** ACTIVITY **
When a line of the entries contains "label", please list that line.

- - -

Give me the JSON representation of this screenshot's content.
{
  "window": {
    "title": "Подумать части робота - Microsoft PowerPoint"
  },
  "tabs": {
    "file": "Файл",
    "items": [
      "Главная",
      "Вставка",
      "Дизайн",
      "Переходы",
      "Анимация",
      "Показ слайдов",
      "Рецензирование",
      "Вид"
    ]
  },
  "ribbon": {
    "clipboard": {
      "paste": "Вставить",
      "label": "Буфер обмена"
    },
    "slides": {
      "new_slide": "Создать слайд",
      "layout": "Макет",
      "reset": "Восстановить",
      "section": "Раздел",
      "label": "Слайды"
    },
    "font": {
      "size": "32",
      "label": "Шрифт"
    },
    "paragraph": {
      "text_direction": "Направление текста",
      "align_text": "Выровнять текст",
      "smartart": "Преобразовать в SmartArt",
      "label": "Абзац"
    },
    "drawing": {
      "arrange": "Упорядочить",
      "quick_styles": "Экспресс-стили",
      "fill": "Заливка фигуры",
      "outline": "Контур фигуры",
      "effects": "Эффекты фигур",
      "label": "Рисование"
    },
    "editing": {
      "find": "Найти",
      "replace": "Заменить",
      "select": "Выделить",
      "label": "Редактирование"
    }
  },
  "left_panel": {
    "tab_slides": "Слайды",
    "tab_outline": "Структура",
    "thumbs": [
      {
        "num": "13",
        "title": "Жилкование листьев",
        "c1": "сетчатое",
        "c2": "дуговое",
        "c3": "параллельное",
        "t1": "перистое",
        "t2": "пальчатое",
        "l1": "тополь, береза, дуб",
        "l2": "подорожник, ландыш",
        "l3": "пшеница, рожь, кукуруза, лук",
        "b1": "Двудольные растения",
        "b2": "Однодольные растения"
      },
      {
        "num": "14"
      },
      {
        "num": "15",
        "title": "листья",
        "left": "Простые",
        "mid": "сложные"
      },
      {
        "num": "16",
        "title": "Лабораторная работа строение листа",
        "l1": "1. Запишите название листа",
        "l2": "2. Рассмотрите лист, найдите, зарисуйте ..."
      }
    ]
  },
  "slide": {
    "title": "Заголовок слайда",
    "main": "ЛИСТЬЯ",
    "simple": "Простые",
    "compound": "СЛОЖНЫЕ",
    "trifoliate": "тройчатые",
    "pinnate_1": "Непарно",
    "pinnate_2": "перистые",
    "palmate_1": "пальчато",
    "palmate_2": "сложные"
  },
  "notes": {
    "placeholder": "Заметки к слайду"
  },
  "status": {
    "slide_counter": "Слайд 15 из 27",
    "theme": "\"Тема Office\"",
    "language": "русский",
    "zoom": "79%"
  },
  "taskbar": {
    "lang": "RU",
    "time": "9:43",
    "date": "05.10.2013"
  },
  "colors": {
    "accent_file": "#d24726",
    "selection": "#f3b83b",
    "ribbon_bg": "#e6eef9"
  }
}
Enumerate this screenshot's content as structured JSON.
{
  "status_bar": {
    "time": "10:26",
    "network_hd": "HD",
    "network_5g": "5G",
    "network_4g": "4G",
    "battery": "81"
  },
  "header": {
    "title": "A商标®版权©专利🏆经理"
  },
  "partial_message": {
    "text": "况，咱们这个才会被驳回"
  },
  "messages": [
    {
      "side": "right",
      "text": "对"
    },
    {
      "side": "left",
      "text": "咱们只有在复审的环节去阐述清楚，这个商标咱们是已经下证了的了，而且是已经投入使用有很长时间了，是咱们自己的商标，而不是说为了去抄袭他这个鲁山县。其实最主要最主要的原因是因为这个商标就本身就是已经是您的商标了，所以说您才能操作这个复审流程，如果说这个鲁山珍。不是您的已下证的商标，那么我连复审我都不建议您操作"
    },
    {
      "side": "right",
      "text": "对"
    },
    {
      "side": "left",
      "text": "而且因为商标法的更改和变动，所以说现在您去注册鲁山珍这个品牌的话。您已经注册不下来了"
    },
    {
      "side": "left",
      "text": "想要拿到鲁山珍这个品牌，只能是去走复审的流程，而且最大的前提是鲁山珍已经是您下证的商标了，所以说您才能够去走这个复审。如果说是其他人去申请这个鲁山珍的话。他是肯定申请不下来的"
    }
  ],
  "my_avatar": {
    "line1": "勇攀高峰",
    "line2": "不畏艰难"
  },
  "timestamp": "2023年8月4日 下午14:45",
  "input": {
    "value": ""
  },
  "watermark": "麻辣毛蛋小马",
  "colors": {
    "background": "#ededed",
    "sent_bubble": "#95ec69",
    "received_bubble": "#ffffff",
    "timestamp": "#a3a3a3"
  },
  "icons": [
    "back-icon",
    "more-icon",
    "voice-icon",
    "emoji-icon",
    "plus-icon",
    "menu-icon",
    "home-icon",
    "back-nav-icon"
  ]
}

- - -

** REPLY **
      "label": "Буфер обмена"
      "label": "Слайды"
      "label": "Шрифт"
      "label": "Абзац"
      "label": "Рисование"
      "label": "Редактирование"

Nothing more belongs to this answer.